Two-dimensional island emulsions in ultrathin, freely-suspended smectic liquid crystal films

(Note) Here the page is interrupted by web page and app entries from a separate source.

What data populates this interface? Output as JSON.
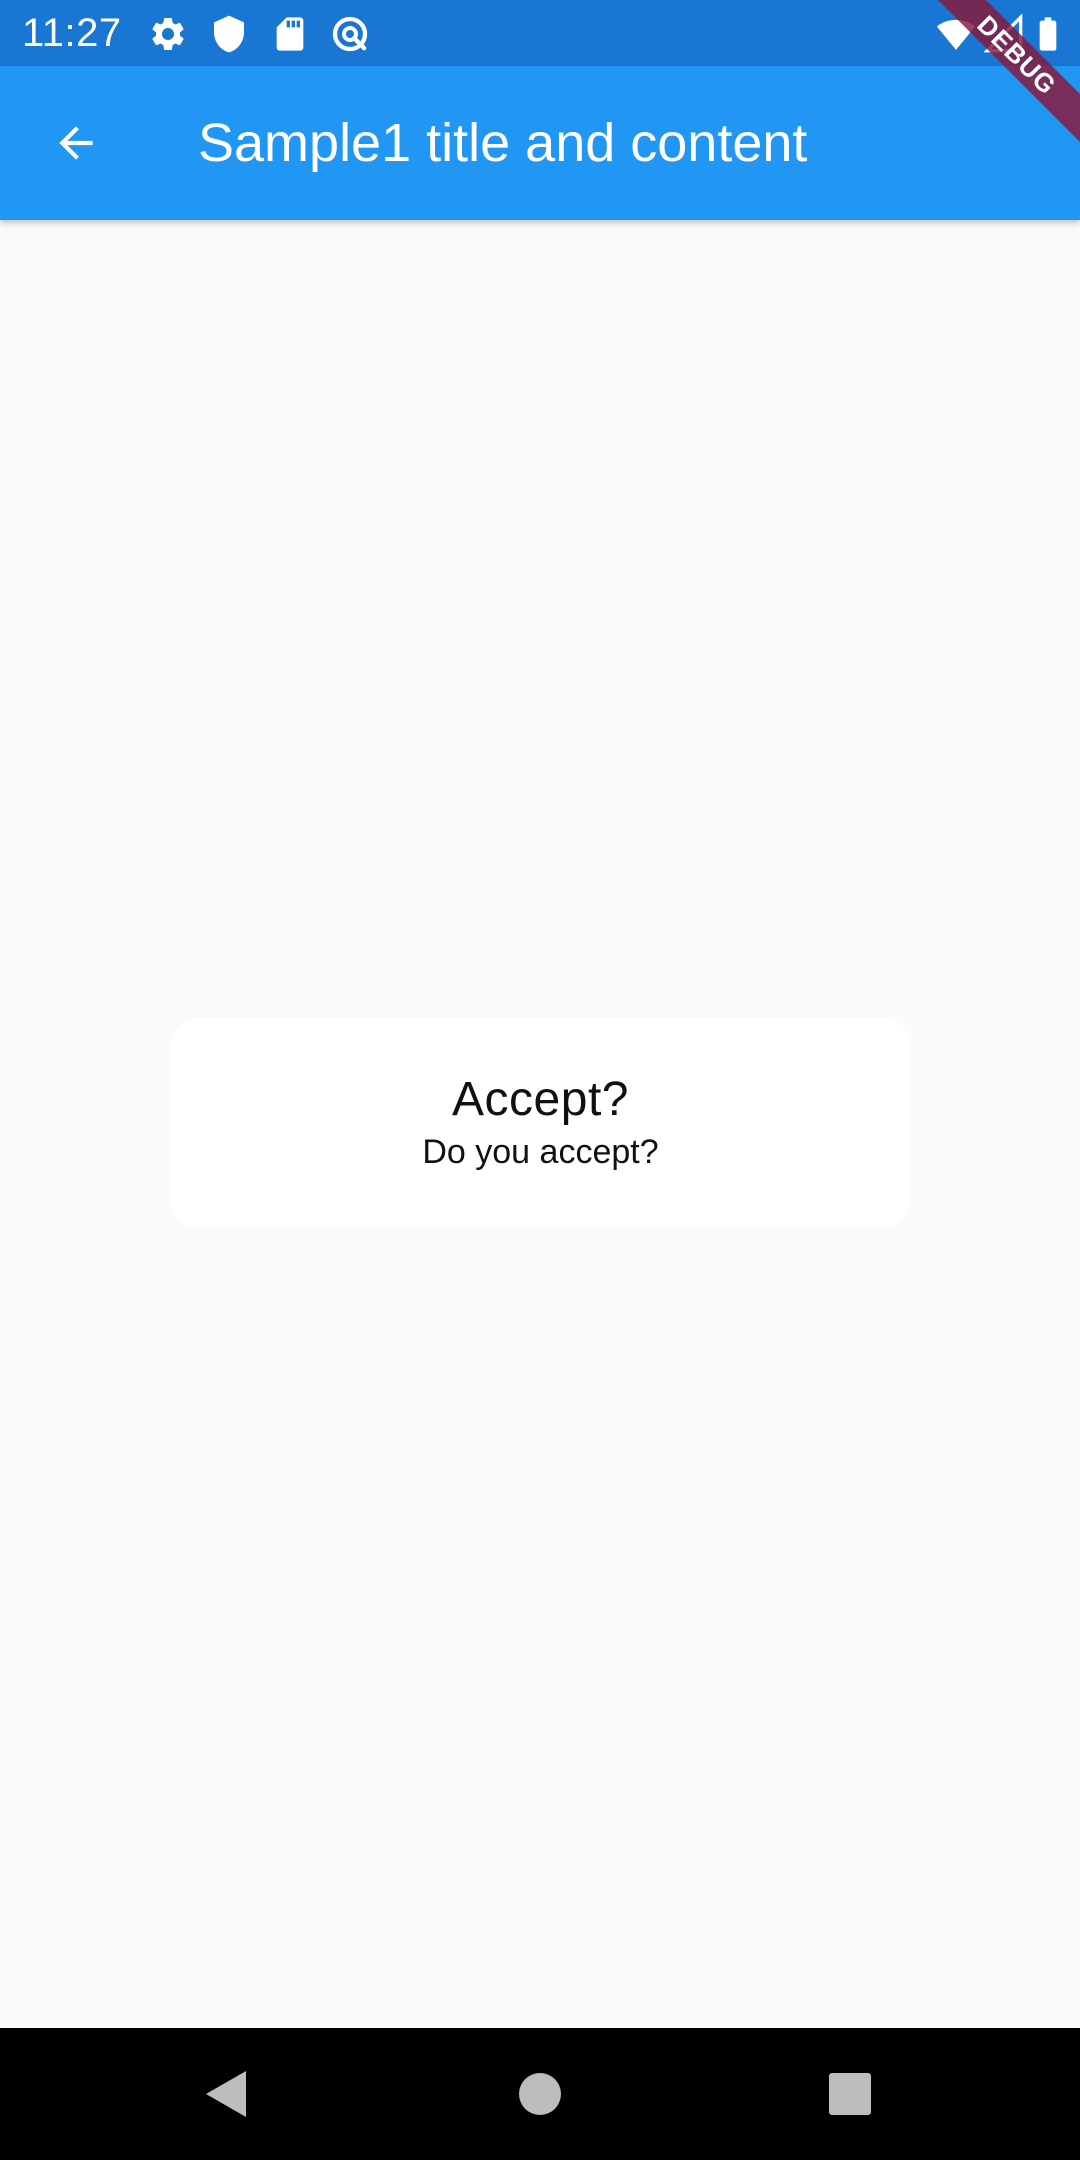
{
  "status_bar": {
    "time": "11:27",
    "left_icons": [
      "gear-icon",
      "shield-icon",
      "sd-card-icon",
      "data-saver-icon"
    ],
    "right_icons": [
      "wifi-icon",
      "cell-signal-icon",
      "battery-icon"
    ],
    "background": "#1976d2"
  },
  "app_bar": {
    "title": "Sample1 title and content",
    "back_icon": "arrow-back-icon",
    "background": "#2196f3"
  },
  "debug_banner": {
    "label": "DEBUG",
    "color": "#881838"
  },
  "dialog": {
    "title": "Accept?",
    "content": "Do you accept?"
  },
  "nav_bar": {
    "buttons": [
      "back-triangle-icon",
      "home-circle-icon",
      "recents-square-icon"
    ],
    "background": "#000000"
  }
}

We report a novel type of two-dimensional colloidal emulsion, in which arrays of disc-shaped liquid crystal domains are created in ultrathin, freely-suspended, fluid smectic C liquid crystal films. After a film has been drawn across an aperture, an island emulsion is produced by repeatedly compressing and expanding the film while maintaining vigorous shear and extensional air flow across its area. Once formed, these emulsions restructure over a period of a few minutes to a stable state that then changes only slowly, over the course of several days. This stability enables study of the sedimentation of the emulsion under in-plane gravitation produced by tilting the film, during which the original island emulsion segregates into regions with different kinds of emulsions distinguished by the size, density, and degree of order of the islands. We observe a rich array of phenomena that includes the formation of chains of islands organized into two-dimensional smectics in the dilute phase, and island deformation and coalescence in the condensed phase.